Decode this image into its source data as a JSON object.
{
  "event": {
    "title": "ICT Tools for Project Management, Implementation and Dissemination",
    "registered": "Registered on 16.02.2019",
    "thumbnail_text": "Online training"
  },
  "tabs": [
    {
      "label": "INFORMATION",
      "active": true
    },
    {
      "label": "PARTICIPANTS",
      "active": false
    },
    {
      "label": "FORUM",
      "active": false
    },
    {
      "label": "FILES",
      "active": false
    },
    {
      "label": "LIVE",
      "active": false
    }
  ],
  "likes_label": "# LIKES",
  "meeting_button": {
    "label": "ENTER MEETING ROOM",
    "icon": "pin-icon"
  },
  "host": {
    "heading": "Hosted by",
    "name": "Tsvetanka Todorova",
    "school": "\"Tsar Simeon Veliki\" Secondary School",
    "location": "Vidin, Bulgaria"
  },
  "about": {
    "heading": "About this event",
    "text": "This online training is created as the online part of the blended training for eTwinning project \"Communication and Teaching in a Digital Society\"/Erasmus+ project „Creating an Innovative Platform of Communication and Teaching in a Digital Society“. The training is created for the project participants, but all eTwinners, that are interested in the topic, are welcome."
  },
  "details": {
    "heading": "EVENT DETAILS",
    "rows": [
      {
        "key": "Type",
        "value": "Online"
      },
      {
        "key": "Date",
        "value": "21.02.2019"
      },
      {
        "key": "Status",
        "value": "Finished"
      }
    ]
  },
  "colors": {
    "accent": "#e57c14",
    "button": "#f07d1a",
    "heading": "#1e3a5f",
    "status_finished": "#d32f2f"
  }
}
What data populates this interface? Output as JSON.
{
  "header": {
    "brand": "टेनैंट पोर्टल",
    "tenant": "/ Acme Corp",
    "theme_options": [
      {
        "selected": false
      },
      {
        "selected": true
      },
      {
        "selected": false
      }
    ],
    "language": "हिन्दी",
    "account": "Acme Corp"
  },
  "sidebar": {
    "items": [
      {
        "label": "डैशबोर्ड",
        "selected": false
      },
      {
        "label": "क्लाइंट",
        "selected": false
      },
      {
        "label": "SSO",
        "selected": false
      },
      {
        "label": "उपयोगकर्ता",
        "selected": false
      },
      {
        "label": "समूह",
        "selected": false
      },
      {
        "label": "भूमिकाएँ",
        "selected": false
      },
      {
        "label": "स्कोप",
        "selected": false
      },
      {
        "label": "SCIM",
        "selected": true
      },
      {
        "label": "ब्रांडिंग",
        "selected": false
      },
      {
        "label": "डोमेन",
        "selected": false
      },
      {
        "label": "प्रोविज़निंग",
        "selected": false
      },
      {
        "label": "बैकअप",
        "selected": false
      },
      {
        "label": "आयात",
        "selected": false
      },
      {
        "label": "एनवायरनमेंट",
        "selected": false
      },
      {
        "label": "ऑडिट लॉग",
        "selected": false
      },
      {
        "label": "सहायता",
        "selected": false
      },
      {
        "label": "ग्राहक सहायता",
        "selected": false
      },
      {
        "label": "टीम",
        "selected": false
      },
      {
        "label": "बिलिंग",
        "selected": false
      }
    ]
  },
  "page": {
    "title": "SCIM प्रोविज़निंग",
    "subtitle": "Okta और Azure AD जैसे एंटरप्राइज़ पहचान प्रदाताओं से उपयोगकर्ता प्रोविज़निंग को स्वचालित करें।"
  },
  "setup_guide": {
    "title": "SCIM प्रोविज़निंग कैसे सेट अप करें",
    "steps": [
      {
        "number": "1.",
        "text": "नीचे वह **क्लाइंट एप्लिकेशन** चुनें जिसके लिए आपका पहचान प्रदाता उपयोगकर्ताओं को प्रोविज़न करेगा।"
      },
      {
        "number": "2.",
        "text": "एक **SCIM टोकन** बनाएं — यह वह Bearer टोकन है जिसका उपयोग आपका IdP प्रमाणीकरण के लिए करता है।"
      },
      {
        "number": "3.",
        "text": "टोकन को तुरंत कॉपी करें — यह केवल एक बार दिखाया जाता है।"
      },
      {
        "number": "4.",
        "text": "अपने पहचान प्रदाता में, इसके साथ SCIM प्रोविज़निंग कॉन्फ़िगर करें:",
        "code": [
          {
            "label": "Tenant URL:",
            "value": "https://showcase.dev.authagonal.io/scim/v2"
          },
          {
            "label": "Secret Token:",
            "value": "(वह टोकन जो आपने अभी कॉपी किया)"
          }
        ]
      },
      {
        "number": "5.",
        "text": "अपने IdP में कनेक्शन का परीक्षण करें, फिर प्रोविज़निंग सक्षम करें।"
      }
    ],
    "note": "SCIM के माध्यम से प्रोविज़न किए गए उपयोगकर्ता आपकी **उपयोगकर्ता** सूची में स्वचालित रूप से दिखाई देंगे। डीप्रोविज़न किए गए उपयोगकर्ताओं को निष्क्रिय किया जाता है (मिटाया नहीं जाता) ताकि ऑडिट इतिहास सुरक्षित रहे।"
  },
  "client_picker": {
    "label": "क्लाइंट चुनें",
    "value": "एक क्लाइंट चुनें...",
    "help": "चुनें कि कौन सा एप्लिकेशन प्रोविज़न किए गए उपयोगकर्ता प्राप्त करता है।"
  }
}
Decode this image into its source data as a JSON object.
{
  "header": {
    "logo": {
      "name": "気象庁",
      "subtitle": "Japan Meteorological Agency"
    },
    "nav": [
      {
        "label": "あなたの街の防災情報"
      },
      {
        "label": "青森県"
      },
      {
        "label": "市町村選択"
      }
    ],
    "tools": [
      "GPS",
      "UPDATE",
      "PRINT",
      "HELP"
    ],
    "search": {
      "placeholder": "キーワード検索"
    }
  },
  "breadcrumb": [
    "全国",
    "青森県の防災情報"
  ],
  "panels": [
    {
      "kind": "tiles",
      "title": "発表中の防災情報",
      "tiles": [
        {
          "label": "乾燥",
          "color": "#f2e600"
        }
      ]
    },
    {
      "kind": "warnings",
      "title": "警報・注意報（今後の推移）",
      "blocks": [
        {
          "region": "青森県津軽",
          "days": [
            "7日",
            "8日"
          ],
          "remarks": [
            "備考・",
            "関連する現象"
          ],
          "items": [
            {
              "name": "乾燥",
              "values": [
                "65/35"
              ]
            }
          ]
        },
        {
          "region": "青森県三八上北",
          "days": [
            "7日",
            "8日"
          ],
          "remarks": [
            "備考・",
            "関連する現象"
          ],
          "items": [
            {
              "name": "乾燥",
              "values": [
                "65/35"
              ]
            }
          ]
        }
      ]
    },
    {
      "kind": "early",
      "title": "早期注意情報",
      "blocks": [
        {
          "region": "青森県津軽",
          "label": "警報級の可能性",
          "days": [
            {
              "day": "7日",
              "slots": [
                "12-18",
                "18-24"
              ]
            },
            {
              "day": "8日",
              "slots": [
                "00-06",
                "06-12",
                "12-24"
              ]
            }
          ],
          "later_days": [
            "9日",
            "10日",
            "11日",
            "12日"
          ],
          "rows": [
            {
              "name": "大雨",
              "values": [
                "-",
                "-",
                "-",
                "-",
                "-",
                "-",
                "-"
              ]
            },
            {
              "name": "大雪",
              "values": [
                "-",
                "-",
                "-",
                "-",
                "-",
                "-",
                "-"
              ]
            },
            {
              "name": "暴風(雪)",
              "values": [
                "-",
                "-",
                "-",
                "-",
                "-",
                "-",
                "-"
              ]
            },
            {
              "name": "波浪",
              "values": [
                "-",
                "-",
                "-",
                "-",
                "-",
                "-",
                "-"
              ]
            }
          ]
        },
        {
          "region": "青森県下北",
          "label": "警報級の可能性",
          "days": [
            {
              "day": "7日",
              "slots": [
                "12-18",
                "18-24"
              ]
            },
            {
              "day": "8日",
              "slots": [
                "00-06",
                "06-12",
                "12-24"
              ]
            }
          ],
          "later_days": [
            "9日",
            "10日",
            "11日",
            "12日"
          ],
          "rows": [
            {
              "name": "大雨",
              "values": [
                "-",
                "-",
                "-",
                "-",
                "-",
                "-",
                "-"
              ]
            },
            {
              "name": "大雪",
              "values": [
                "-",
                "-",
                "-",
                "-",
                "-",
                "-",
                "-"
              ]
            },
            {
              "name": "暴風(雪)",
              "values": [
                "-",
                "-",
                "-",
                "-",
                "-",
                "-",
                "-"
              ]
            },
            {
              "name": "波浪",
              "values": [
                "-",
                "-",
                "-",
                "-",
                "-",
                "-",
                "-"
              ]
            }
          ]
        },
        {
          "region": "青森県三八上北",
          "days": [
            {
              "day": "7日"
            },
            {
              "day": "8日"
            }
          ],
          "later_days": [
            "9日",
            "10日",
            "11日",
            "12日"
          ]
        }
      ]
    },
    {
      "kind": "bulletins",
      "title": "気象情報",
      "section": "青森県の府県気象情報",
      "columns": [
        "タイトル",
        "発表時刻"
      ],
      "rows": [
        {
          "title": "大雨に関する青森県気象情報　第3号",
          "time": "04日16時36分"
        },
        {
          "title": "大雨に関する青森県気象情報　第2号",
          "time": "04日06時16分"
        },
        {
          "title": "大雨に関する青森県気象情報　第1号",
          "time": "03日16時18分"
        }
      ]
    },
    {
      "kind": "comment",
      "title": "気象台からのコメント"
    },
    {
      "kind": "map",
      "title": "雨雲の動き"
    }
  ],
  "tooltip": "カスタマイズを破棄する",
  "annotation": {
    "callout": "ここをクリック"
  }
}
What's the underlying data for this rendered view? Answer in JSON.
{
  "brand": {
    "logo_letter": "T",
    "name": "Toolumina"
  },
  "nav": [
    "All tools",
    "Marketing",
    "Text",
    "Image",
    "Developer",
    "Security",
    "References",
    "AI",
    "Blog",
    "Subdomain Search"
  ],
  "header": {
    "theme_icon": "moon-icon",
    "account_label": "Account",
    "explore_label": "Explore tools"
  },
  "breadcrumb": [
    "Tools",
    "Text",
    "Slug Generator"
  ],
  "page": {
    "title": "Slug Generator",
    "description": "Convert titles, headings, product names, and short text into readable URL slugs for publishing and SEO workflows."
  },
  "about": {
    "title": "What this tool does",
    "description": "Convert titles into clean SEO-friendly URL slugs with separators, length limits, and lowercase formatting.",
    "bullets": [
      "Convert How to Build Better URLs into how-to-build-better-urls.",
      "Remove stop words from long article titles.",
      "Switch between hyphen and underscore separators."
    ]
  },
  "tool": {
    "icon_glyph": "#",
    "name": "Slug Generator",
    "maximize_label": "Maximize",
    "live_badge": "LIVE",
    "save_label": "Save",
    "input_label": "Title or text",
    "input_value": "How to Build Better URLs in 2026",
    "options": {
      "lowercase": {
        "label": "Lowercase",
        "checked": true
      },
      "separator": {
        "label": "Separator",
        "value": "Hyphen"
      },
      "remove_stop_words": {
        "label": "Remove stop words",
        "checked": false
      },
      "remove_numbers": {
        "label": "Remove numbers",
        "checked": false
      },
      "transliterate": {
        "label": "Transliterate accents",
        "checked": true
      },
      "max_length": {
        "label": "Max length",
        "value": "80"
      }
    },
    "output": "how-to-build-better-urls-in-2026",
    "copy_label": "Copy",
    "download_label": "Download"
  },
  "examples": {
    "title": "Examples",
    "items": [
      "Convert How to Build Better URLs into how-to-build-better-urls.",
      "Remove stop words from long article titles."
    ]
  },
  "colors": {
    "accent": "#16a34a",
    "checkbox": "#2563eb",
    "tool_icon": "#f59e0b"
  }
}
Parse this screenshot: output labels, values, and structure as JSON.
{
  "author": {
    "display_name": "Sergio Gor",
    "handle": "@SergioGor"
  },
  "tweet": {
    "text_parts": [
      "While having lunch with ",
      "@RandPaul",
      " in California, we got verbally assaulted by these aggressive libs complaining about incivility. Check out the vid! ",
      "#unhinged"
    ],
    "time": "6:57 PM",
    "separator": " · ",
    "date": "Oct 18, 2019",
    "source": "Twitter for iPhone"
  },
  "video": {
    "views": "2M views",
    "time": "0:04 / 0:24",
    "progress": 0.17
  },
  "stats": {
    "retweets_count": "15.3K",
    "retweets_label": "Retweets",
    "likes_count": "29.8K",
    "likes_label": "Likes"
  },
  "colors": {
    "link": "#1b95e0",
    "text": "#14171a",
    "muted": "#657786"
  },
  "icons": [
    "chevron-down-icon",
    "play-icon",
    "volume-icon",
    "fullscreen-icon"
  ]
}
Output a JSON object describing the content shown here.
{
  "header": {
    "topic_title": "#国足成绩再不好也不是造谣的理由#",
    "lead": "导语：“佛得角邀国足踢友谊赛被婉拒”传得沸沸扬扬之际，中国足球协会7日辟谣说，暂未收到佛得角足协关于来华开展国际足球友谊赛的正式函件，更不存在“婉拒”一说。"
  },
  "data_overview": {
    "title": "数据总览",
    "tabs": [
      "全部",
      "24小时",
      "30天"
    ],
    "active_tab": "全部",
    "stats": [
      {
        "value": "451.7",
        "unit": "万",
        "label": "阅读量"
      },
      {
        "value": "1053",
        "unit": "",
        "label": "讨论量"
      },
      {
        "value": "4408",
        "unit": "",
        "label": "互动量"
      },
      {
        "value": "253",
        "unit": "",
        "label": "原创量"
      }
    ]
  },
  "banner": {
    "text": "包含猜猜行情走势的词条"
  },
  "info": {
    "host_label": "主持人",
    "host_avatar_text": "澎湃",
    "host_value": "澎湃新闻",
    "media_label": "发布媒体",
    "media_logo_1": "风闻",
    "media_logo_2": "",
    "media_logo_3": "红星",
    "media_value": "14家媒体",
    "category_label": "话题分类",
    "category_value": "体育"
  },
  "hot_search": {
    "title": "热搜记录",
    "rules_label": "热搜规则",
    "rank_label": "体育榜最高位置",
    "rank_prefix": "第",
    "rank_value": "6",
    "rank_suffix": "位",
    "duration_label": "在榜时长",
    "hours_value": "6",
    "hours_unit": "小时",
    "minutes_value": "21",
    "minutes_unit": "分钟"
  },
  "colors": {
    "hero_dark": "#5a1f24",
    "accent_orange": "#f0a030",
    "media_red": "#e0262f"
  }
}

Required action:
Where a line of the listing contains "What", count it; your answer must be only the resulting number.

Output for this exercise:
3